• **EXERCISE AIM**: Scan the records for the word "Andreas". Copy each line that includes it.

• **SOURCE MATERIAL**:
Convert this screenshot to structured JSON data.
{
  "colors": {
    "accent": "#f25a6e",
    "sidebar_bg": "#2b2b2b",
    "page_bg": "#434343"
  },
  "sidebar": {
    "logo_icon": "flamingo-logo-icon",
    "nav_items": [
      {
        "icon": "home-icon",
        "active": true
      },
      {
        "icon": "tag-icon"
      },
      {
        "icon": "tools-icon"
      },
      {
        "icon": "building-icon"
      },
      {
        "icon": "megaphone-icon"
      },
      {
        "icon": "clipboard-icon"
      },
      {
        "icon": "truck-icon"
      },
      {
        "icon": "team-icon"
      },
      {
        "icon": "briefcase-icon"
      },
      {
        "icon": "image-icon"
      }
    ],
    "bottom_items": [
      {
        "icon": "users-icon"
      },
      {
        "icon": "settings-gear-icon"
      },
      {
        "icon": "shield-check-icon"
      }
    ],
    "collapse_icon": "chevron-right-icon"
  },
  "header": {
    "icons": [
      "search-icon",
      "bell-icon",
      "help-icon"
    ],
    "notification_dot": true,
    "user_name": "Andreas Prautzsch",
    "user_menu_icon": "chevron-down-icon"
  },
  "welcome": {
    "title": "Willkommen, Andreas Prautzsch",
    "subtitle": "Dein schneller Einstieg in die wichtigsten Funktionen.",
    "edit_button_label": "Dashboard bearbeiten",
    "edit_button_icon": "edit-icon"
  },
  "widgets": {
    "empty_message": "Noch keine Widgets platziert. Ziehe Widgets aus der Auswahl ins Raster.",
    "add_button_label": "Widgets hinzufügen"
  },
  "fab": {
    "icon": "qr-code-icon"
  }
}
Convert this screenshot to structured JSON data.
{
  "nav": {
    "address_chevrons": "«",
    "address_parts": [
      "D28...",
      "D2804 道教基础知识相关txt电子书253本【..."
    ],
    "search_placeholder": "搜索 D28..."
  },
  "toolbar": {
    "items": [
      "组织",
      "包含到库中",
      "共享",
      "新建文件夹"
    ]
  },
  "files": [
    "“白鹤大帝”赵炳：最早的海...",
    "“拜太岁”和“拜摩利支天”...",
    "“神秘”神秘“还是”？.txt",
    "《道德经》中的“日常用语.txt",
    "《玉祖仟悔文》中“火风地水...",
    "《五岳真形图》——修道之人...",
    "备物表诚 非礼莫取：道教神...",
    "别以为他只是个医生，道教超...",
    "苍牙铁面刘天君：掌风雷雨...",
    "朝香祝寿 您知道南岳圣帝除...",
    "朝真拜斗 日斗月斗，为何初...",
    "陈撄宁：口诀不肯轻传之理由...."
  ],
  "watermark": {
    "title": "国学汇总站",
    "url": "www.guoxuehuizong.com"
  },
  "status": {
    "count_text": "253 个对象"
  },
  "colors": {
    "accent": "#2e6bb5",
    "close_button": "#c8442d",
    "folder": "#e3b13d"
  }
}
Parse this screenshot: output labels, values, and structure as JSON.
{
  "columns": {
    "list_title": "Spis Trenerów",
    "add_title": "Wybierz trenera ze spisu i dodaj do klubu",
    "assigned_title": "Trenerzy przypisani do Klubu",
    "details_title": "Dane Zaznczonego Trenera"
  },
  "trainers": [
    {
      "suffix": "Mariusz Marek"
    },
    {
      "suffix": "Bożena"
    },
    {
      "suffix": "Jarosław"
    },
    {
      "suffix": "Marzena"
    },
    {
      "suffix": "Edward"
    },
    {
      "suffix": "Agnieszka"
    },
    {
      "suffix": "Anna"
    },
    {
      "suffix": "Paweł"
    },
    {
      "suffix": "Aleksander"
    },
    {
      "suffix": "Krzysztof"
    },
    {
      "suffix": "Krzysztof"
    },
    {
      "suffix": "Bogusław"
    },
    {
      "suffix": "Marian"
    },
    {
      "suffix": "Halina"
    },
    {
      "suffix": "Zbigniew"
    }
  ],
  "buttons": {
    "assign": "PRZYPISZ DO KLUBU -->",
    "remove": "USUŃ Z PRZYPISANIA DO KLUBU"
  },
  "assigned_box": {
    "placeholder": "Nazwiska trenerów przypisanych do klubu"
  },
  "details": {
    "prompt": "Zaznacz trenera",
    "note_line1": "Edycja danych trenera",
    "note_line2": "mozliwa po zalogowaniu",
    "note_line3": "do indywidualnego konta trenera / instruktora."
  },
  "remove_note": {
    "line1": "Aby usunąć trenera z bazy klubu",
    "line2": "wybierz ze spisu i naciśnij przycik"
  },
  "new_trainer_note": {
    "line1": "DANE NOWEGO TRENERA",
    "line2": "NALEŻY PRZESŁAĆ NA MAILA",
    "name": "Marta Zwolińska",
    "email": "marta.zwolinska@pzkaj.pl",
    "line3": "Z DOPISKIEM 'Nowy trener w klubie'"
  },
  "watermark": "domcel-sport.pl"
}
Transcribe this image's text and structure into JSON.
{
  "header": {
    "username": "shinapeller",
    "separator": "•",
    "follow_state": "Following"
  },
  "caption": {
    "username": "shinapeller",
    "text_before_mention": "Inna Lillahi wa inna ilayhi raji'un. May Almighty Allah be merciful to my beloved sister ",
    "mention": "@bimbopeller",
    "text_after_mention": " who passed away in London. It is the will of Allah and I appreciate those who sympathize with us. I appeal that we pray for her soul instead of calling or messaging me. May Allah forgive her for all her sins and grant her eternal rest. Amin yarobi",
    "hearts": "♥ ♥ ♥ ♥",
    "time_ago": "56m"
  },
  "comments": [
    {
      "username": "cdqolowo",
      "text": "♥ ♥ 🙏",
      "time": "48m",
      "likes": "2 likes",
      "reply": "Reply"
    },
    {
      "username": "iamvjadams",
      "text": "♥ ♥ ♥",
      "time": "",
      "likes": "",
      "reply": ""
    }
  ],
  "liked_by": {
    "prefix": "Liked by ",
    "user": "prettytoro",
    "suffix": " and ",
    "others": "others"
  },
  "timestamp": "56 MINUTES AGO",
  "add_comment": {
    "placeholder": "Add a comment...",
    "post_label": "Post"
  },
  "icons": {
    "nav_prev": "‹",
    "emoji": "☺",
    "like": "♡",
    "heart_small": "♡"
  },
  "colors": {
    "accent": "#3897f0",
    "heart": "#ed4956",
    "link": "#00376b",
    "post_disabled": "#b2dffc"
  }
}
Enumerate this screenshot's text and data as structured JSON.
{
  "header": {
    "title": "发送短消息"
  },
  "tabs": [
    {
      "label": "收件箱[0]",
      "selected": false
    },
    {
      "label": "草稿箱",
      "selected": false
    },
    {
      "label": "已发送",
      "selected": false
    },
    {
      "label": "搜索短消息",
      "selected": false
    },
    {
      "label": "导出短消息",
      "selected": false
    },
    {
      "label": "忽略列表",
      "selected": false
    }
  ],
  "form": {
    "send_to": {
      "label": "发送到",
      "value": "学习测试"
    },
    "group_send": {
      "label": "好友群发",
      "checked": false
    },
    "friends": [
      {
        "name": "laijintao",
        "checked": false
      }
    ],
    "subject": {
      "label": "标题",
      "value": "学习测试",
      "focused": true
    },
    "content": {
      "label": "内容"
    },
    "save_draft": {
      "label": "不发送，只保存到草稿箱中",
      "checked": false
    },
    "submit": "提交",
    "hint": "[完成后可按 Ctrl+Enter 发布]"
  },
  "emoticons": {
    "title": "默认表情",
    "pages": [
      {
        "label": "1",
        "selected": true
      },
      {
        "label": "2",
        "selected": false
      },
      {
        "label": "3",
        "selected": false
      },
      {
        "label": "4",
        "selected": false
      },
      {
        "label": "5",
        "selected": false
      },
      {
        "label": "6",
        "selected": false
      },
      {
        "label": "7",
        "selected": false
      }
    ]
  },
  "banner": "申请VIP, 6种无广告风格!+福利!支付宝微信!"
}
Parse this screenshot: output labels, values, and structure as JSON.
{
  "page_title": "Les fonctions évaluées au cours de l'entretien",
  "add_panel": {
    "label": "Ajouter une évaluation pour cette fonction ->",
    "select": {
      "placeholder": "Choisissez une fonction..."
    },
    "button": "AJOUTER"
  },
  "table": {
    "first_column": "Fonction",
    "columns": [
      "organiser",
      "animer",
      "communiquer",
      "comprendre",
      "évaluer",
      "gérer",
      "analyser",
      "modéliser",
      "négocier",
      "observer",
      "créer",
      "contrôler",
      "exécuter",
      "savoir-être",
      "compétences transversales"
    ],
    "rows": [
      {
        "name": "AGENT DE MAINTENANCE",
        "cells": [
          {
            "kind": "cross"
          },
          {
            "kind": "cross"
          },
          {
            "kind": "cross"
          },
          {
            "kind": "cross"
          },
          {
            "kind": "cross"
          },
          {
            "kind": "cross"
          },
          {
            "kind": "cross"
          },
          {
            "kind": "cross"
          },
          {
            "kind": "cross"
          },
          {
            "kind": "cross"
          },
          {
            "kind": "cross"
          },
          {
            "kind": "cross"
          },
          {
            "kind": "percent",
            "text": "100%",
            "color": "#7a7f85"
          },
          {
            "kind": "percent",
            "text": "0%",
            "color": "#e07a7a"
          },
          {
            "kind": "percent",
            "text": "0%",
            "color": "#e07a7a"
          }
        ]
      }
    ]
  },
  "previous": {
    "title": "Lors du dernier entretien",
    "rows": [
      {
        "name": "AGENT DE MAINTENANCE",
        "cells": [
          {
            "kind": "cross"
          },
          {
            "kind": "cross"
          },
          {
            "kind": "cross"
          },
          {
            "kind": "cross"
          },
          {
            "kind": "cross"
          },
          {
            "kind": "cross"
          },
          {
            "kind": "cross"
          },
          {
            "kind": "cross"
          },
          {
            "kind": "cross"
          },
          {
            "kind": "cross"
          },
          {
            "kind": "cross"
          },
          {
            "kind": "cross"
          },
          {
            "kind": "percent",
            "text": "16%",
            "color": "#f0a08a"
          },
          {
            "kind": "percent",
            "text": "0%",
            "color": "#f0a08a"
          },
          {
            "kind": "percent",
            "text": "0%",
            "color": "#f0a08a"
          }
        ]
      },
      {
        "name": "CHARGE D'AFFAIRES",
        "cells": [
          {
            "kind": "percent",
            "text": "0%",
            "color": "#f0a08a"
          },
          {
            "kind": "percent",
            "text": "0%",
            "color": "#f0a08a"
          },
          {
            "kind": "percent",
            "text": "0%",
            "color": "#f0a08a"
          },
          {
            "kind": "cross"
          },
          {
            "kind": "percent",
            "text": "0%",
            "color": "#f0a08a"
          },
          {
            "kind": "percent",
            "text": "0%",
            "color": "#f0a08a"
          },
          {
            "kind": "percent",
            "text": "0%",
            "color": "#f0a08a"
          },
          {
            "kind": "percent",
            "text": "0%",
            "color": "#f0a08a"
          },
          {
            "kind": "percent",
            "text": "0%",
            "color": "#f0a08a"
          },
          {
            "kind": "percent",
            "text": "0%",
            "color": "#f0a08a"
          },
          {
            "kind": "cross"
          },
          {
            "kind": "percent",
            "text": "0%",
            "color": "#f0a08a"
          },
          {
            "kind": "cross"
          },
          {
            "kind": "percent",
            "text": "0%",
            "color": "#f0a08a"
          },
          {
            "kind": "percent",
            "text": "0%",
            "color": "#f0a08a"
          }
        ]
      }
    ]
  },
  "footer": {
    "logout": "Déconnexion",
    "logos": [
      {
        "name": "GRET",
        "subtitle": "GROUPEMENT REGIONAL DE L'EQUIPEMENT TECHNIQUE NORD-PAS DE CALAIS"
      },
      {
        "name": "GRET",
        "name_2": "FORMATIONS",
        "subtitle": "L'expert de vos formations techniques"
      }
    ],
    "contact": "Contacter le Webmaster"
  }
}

• **ANSWER SECTION**:
    "user_name": "Andreas Prautzsch",
    "title": "Willkommen, Andreas Prautzsch",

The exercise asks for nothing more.